### [YOUR OBJECTIVE]
Your answer must be an exact copy of the records below, minus any images.
━━━━━━━━━━━━━━━━━━━━━━━━━━━━━━
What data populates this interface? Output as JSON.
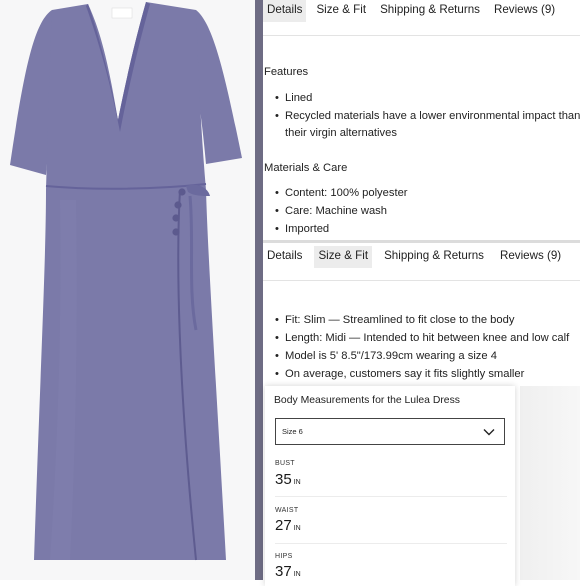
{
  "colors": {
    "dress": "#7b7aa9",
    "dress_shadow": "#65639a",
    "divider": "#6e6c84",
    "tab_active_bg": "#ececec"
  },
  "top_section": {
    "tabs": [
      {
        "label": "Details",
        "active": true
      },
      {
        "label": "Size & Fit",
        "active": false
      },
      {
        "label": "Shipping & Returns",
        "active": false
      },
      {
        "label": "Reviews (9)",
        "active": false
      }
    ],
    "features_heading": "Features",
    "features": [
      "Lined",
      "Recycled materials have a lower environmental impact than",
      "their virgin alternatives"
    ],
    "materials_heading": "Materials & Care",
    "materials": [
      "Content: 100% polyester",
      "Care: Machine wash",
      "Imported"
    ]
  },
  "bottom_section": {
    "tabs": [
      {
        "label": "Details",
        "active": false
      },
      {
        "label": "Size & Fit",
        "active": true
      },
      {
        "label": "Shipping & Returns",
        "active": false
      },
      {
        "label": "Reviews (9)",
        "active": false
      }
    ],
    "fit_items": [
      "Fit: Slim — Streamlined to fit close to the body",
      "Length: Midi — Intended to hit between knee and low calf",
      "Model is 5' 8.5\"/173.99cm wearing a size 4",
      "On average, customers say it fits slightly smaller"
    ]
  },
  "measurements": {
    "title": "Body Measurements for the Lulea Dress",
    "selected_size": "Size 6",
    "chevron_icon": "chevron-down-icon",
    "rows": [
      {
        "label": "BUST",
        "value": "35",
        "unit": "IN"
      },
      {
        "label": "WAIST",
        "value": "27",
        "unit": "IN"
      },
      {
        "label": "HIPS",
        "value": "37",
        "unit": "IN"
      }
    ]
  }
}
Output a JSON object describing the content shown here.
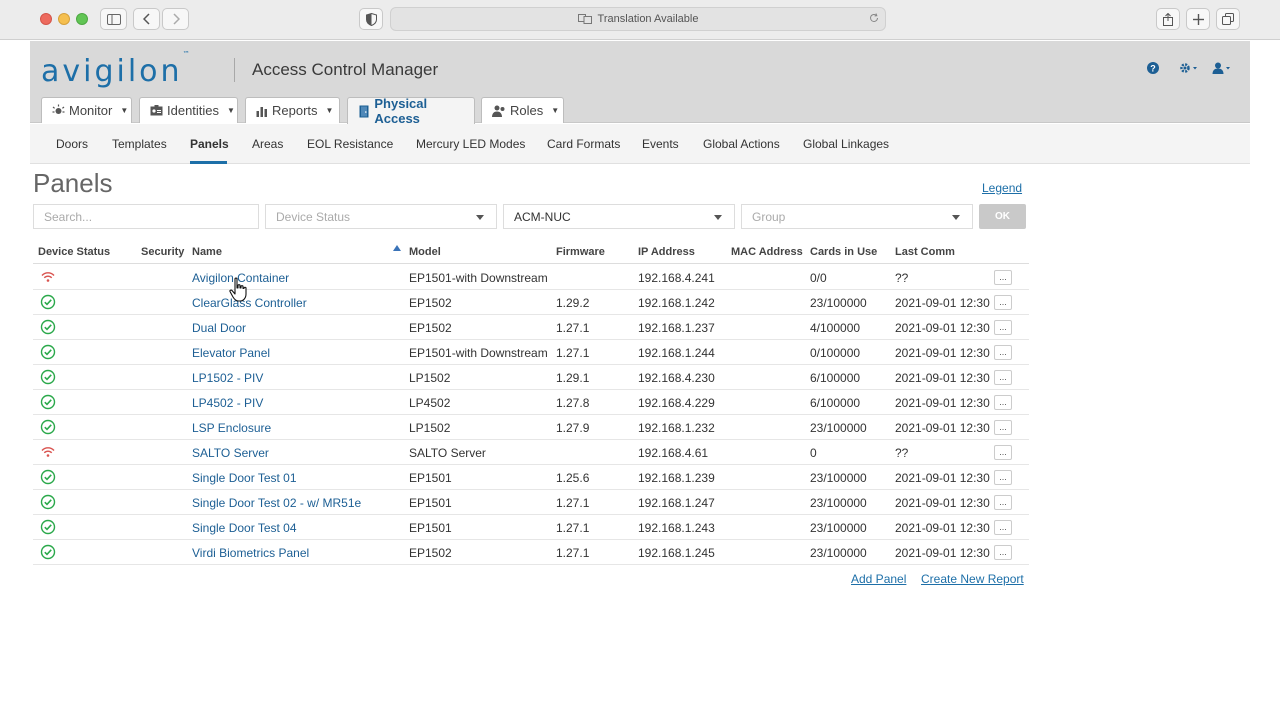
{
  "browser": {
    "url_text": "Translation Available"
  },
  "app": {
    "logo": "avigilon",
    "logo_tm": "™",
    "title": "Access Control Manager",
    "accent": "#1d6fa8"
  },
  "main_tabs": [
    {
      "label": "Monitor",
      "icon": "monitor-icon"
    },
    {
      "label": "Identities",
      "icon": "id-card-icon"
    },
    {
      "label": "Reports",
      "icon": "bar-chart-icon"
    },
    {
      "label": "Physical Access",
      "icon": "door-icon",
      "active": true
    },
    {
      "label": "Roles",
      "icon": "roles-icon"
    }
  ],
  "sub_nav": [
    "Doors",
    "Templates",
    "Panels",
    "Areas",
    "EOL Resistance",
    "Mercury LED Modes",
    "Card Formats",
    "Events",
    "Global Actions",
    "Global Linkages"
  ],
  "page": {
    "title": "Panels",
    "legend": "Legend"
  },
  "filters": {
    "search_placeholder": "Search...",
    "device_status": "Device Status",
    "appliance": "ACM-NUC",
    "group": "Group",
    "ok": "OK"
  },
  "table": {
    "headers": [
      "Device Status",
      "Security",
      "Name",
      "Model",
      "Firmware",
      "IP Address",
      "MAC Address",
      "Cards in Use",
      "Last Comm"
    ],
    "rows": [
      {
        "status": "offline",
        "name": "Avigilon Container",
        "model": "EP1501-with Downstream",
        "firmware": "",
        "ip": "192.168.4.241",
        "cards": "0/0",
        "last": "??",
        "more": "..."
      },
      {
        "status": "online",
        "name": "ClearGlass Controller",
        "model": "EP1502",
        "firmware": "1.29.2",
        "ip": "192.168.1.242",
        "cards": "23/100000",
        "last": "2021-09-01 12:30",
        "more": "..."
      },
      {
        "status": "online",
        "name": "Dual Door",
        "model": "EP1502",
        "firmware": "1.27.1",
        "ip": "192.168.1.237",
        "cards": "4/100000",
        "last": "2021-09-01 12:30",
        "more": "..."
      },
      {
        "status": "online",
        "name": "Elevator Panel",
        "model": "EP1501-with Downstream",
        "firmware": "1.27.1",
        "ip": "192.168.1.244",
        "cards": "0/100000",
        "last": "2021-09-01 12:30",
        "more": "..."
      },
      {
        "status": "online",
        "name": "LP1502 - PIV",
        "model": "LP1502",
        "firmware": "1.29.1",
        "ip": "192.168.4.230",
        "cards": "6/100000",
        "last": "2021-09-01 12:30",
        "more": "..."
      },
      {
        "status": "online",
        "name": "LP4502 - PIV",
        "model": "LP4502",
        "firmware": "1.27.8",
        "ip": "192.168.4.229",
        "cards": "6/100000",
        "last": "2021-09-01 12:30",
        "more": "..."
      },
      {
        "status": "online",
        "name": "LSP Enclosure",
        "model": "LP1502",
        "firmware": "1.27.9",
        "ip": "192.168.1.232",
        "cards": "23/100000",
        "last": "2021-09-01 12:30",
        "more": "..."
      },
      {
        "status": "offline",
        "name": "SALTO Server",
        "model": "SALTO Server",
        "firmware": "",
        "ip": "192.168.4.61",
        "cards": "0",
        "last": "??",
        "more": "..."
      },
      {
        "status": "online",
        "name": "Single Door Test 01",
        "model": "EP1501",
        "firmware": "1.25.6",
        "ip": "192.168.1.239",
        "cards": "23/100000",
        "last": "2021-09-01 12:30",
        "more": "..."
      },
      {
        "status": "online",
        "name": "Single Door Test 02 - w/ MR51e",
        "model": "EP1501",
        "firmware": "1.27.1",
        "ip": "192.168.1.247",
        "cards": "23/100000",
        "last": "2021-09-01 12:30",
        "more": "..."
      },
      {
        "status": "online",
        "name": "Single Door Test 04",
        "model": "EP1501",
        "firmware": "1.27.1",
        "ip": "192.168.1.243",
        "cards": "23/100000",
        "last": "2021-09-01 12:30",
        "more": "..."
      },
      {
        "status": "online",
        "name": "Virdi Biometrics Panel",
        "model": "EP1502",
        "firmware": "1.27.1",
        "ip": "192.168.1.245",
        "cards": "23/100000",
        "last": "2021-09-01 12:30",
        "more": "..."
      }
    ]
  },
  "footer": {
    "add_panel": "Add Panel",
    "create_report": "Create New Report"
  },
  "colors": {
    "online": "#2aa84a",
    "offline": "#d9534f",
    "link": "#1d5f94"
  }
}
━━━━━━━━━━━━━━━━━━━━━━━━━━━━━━
### [FINAL ANSWER]
What data populates this interface? Output as JSON.
{
  "colors": {
    "dress": "#7b7aa9",
    "dress_shadow": "#65639a",
    "divider": "#6e6c84",
    "tab_active_bg": "#ececec"
  },
  "top_section": {
    "tabs": [
      {
        "label": "Details",
        "active": true
      },
      {
        "label": "Size & Fit",
        "active": false
      },
      {
        "label": "Shipping & Returns",
        "active": false
      },
      {
        "label": "Reviews (9)",
        "active": false
      }
    ],
    "features_heading": "Features",
    "features": [
      "Lined",
      "Recycled materials have a lower environmental impact than",
      "their virgin alternatives"
    ],
    "materials_heading": "Materials & Care",
    "materials": [
      "Content: 100% polyester",
      "Care: Machine wash",
      "Imported"
    ]
  },
  "bottom_section": {
    "tabs": [
      {
        "label": "Details",
        "active": false
      },
      {
        "label": "Size & Fit",
        "active": true
      },
      {
        "label": "Shipping & Returns",
        "active": false
      },
      {
        "label": "Reviews (9)",
        "active": false
      }
    ],
    "fit_items": [
      "Fit: Slim — Streamlined to fit close to the body",
      "Length: Midi — Intended to hit between knee and low calf",
      "Model is 5' 8.5\"/173.99cm wearing a size 4",
      "On average, customers say it fits slightly smaller"
    ]
  },
  "measurements": {
    "title": "Body Measurements for the Lulea Dress",
    "selected_size": "Size 6",
    "chevron_icon": "chevron-down-icon",
    "rows": [
      {
        "label": "BUST",
        "value": "35",
        "unit": "IN"
      },
      {
        "label": "WAIST",
        "value": "27",
        "unit": "IN"
      },
      {
        "label": "HIPS",
        "value": "37",
        "unit": "IN"
      }
    ]
  }
}
Output a JSON object describing the content shown here.
{
  "browser": {
    "url_text": "Translation Available"
  },
  "app": {
    "logo": "avigilon",
    "logo_tm": "™",
    "title": "Access Control Manager",
    "accent": "#1d6fa8"
  },
  "main_tabs": [
    {
      "label": "Monitor",
      "icon": "monitor-icon"
    },
    {
      "label": "Identities",
      "icon": "id-card-icon"
    },
    {
      "label": "Reports",
      "icon": "bar-chart-icon"
    },
    {
      "label": "Physical Access",
      "icon": "door-icon",
      "active": true
    },
    {
      "label": "Roles",
      "icon": "roles-icon"
    }
  ],
  "sub_nav": [
    "Doors",
    "Templates",
    "Panels",
    "Areas",
    "EOL Resistance",
    "Mercury LED Modes",
    "Card Formats",
    "Events",
    "Global Actions",
    "Global Linkages"
  ],
  "page": {
    "title": "Panels",
    "legend": "Legend"
  },
  "filters": {
    "search_placeholder": "Search...",
    "device_status": "Device Status",
    "appliance": "ACM-NUC",
    "group": "Group",
    "ok": "OK"
  },
  "table": {
    "headers": [
      "Device Status",
      "Security",
      "Name",
      "Model",
      "Firmware",
      "IP Address",
      "MAC Address",
      "Cards in Use",
      "Last Comm"
    ],
    "rows": [
      {
        "status": "offline",
        "name": "Avigilon Container",
        "model": "EP1501-with Downstream",
        "firmware": "",
        "ip": "192.168.4.241",
        "cards": "0/0",
        "last": "??",
        "more": "..."
      },
      {
        "status": "online",
        "name": "ClearGlass Controller",
        "model": "EP1502",
        "firmware": "1.29.2",
        "ip": "192.168.1.242",
        "cards": "23/100000",
        "last": "2021-09-01 12:30",
        "more": "..."
      },
      {
        "status": "online",
        "name": "Dual Door",
        "model": "EP1502",
        "firmware": "1.27.1",
        "ip": "192.168.1.237",
        "cards": "4/100000",
        "last": "2021-09-01 12:30",
        "more": "..."
      },
      {
        "status": "online",
        "name": "Elevator Panel",
        "model": "EP1501-with Downstream",
        "firmware": "1.27.1",
        "ip": "192.168.1.244",
        "cards": "0/100000",
        "last": "2021-09-01 12:30",
        "more": "..."
      },
      {
        "status": "online",
        "name": "LP1502 - PIV",
        "model": "LP1502",
        "firmware": "1.29.1",
        "ip": "192.168.4.230",
        "cards": "6/100000",
        "last": "2021-09-01 12:30",
        "more": "..."
      },
      {
        "status": "online",
        "name": "LP4502 - PIV",
        "model": "LP4502",
        "firmware": "1.27.8",
        "ip": "192.168.4.229",
        "cards": "6/100000",
        "last": "2021-09-01 12:30",
        "more": "..."
      },
      {
        "status": "online",
        "name": "LSP Enclosure",
        "model": "LP1502",
        "firmware": "1.27.9",
        "ip": "192.168.1.232",
        "cards": "23/100000",
        "last": "2021-09-01 12:30",
        "more": "..."
      },
      {
        "status": "offline",
        "name": "SALTO Server",
        "model": "SALTO Server",
        "firmware": "",
        "ip": "192.168.4.61",
        "cards": "0",
        "last": "??",
        "more": "..."
      },
      {
        "status": "online",
        "name": "Single Door Test 01",
        "model": "EP1501",
        "firmware": "1.25.6",
        "ip": "192.168.1.239",
        "cards": "23/100000",
        "last": "2021-09-01 12:30",
        "more": "..."
      },
      {
        "status": "online",
        "name": "Single Door Test 02 - w/ MR51e",
        "model": "EP1501",
        "firmware": "1.27.1",
        "ip": "192.168.1.247",
        "cards": "23/100000",
        "last": "2021-09-01 12:30",
        "more": "..."
      },
      {
        "status": "online",
        "name": "Single Door Test 04",
        "model": "EP1501",
        "firmware": "1.27.1",
        "ip": "192.168.1.243",
        "cards": "23/100000",
        "last": "2021-09-01 12:30",
        "more": "..."
      },
      {
        "status": "online",
        "name": "Virdi Biometrics Panel",
        "model": "EP1502",
        "firmware": "1.27.1",
        "ip": "192.168.1.245",
        "cards": "23/100000",
        "last": "2021-09-01 12:30",
        "more": "..."
      }
    ]
  },
  "footer": {
    "add_panel": "Add Panel",
    "create_report": "Create New Report"
  },
  "colors": {
    "online": "#2aa84a",
    "offline": "#d9534f",
    "link": "#1d5f94"
  }
}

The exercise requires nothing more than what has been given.